ROCKVILLE, Md. (ABC7) — A former NSA division chief and self-described Desert Storm war hero has been sentenced to 12 years in prison for beating his adopted son to death.
Brian O’Callaghan, 38, of Damascus, issued an emotional apology with a cracked voice, saying, in part:
"There never should have been a place for Madoc to be in a room alone with me... I robbed him of his life... I wonder if even God can forgive me."
In October 2013, O’Callaghan and his wife Jennifer adopted Madoc from Korea. It was a long and drawn out process, as many adoptions are.
Madoc made an instant bond with Jennifer, but struggled to connect with O’Callaghan. Nevertheless, the two were left alone on January 31. By February 1, 2014, O’Callaghan arrived at the Adventist HealthCare Germantown Emergency Center. Madoc was unresponsive and in medical distress. He died days later at Children’s National Medical Center in D.C. An autopsy determined his injuries to include a severe skull fracture, hemorrhaged brain and eyes, plus trauma to the scrotum.
In November 2015, O’Callaghan pleaded guilty to one count of First Degree Child Abuse Resulting In Death, claiming he killed little Madoc during a posttraumatic stress disorder (PSTD) episode at the family’s two-story Damascus home.
During sentencing in Montgomery County Circuit Court, O’Callaghan’s defense team called a number of witnesses to the stand, in hopes of shaving time off his potential prison sentence. Among the list of witnesses: a wounded warrior counselor, National Security Agency (NSA) chaplain and renowned neurologist.

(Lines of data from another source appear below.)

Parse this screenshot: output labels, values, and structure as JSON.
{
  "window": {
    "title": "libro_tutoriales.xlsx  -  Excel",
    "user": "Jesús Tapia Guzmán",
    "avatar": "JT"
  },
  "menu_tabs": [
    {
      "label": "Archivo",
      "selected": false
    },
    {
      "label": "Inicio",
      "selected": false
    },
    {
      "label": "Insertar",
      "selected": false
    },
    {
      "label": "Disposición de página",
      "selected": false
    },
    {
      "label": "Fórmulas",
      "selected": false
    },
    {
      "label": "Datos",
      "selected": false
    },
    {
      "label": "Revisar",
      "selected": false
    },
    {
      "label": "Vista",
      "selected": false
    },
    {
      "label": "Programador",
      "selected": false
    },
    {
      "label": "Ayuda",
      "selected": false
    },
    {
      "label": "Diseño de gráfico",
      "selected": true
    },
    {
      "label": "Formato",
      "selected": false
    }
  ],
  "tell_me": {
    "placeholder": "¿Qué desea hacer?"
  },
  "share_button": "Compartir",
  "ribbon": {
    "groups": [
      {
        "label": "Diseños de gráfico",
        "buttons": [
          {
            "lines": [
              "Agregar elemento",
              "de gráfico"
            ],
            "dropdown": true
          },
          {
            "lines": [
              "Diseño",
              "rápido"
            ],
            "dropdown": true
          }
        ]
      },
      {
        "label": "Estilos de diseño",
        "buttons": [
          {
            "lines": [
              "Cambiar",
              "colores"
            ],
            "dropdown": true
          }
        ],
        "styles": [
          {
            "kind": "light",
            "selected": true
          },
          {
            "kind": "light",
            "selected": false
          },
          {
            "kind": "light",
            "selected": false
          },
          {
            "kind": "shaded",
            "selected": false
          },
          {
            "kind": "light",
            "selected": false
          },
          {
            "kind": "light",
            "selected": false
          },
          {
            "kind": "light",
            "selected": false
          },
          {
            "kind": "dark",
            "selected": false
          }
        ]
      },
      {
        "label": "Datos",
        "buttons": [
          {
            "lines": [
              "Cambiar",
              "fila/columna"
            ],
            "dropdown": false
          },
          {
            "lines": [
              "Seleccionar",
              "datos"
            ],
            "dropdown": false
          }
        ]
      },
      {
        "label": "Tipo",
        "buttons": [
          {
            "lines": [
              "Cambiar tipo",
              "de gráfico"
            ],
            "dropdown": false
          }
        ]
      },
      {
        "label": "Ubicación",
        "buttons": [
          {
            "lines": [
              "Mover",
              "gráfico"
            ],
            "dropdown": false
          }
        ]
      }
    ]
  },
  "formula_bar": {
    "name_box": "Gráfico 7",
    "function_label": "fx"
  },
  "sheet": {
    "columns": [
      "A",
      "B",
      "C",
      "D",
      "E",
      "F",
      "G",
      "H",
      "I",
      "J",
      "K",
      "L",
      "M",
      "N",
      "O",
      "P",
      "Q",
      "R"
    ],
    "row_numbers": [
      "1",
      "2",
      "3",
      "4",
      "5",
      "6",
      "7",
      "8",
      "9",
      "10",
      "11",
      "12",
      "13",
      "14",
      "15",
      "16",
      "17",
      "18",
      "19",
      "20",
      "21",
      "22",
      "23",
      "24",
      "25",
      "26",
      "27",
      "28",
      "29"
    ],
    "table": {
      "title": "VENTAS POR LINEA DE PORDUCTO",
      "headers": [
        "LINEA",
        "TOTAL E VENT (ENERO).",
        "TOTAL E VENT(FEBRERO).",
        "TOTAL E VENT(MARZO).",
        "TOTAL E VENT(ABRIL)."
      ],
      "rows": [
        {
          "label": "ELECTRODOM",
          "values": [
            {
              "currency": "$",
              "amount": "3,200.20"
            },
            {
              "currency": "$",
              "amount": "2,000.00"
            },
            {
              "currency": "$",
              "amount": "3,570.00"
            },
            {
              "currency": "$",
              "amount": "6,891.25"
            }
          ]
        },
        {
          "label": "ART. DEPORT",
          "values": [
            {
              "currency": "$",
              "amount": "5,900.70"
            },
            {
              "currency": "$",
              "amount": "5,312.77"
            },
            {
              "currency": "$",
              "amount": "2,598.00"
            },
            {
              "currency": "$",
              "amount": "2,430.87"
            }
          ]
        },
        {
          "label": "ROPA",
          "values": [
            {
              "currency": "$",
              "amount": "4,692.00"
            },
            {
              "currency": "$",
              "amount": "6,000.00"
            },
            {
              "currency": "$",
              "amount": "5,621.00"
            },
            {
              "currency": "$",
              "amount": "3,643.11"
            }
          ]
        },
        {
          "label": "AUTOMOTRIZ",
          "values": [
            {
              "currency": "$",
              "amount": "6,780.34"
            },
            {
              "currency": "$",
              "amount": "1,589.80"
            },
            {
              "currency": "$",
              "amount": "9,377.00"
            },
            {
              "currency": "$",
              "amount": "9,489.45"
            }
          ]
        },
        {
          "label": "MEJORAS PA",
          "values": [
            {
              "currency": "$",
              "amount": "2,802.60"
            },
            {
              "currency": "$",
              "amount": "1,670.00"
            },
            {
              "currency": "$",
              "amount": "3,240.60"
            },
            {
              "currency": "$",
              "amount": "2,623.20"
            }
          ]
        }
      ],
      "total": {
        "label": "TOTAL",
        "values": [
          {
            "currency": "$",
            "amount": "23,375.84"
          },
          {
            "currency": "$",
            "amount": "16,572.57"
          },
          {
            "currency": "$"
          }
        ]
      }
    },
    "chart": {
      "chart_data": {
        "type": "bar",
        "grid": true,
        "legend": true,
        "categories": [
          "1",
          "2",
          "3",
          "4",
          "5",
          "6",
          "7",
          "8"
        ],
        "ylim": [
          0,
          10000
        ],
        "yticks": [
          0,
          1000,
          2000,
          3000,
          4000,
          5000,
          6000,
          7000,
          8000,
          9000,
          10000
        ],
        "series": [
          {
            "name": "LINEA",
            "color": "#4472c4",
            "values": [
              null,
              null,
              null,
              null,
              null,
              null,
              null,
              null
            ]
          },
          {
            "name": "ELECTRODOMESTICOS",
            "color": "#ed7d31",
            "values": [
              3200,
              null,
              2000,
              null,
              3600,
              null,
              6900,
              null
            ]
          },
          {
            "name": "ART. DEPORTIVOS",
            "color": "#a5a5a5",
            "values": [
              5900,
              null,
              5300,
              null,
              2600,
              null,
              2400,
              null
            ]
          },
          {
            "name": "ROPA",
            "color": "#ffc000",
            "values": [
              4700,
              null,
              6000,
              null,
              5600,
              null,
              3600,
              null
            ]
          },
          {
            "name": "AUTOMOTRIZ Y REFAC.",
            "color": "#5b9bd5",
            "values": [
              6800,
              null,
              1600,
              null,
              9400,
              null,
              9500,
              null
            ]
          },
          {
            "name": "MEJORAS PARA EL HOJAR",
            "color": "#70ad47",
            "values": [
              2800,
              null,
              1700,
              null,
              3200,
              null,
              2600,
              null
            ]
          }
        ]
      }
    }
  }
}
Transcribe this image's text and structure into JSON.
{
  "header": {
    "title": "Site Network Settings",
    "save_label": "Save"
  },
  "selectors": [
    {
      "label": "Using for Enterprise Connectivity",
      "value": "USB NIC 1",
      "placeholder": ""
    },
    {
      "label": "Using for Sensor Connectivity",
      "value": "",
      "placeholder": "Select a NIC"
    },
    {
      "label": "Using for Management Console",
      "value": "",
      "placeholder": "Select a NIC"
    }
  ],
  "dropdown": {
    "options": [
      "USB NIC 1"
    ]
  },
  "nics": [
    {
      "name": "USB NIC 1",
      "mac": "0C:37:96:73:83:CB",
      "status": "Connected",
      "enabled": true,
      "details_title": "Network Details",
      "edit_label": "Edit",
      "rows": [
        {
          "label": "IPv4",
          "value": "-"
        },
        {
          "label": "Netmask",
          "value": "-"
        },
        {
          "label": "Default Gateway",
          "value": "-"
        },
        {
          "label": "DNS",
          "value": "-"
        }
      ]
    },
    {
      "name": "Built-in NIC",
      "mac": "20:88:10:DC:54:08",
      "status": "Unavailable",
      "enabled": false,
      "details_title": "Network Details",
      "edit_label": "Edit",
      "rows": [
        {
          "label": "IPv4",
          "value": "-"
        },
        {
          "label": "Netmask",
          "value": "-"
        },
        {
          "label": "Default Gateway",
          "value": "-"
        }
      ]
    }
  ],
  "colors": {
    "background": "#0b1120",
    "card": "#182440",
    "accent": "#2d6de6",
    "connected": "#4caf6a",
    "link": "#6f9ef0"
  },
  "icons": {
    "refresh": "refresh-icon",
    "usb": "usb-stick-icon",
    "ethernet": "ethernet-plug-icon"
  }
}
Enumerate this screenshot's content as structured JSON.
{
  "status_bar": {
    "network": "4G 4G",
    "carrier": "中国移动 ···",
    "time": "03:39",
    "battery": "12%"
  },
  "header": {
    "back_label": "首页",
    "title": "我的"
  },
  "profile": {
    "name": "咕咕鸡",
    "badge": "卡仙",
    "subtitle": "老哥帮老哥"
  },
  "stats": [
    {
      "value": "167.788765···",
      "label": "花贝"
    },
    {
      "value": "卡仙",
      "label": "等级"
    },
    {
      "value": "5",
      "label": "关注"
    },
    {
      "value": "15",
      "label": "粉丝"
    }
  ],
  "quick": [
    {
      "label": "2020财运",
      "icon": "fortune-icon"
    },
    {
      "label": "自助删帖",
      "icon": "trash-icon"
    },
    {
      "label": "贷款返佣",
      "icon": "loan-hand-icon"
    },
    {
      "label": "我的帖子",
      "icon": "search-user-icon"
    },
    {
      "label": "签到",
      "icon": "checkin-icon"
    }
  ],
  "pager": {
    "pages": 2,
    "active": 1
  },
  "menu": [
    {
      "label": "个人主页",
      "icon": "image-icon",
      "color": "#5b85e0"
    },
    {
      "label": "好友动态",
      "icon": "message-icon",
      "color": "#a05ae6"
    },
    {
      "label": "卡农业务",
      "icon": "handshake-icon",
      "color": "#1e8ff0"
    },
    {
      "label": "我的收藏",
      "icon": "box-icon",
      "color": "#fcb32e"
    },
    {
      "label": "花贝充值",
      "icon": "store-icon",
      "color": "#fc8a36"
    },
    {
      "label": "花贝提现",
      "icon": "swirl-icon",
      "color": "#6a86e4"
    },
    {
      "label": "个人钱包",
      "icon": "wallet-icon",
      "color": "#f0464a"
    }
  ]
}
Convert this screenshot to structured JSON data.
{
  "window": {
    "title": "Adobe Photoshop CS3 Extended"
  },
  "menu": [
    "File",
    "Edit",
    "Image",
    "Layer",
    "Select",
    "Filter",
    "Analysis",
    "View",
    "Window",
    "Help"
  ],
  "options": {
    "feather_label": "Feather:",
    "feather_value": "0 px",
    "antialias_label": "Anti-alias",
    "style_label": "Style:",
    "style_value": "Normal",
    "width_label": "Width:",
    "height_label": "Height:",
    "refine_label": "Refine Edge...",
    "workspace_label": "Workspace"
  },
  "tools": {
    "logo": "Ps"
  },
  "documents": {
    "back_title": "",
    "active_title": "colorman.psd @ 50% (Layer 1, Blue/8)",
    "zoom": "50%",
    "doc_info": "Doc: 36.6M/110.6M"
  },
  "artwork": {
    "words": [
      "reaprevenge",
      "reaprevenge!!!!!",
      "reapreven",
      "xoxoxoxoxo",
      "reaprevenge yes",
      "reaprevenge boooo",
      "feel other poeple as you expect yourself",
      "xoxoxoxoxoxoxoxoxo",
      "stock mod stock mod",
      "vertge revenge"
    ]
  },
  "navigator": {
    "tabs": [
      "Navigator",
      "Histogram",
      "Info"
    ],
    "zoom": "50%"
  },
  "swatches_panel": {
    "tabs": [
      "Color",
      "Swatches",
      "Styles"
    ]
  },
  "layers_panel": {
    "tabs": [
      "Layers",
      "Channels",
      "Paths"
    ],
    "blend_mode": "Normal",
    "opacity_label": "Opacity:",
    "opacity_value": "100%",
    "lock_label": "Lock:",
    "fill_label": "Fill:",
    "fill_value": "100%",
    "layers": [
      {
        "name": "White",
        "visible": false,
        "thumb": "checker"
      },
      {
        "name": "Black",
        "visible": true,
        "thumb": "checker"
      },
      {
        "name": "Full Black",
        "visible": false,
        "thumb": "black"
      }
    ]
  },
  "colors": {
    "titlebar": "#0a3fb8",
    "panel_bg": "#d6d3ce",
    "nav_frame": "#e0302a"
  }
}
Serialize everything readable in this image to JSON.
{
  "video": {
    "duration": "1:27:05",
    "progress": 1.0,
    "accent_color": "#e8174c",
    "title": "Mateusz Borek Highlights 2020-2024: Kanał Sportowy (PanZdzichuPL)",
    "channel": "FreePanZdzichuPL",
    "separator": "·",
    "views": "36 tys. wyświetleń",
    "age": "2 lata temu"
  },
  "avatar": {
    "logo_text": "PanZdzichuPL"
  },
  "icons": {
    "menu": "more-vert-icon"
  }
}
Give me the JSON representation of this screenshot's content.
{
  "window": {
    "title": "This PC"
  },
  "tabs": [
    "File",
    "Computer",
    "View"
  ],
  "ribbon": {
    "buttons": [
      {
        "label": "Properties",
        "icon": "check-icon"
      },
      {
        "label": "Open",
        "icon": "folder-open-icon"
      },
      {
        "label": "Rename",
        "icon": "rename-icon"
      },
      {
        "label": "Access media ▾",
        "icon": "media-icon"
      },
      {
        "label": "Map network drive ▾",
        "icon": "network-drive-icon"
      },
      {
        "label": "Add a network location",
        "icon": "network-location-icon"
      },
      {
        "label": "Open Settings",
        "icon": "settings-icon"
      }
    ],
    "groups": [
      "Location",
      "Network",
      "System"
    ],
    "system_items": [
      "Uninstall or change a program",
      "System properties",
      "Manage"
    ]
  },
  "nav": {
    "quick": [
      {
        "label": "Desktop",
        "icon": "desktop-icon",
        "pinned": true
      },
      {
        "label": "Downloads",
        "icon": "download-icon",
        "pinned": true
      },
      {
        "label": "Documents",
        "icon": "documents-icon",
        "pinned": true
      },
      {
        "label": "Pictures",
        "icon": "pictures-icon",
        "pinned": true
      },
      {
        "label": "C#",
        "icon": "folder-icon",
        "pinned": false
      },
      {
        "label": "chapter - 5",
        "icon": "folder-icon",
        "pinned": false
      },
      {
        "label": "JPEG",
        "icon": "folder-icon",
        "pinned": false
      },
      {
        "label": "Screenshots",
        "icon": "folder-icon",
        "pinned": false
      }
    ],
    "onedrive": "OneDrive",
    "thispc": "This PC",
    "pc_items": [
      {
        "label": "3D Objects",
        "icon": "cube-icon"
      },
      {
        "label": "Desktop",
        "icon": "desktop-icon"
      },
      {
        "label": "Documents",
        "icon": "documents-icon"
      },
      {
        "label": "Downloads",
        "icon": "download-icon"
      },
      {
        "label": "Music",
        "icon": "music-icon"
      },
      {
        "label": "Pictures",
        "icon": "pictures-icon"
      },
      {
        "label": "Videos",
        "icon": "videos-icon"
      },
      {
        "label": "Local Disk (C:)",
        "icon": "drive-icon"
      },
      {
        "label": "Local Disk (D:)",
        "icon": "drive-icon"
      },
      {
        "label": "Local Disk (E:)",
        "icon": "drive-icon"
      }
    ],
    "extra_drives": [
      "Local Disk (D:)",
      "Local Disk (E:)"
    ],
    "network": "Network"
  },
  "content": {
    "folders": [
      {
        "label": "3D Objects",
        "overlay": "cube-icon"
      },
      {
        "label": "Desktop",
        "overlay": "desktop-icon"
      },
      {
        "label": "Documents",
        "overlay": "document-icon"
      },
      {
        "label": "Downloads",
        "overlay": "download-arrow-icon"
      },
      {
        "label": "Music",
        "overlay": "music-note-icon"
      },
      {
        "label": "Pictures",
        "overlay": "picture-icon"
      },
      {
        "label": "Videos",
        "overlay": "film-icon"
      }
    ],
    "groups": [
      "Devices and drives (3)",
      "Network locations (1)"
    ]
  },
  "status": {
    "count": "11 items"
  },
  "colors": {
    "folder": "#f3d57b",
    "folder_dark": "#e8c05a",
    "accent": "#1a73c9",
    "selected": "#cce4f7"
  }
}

The neurologist, which the defense paid $350 an hour, testified that O’Callaghan’s PTSD, a change in his therapy and medication, plus possible exposure to steroids created the perfect storm, allowing him to snap at any moment.
Following nearly six hours of proceedings, a judge issued the 12-year-sentence. After factoring in time served and Maryland parole benefits, O’Callaghan could be eligible for release in as few as five years.
Following his prison term, O’Callaghan will be on probation for three years. Should he violate the terms of his probation, a judge could tack on an additional eight-year sentence.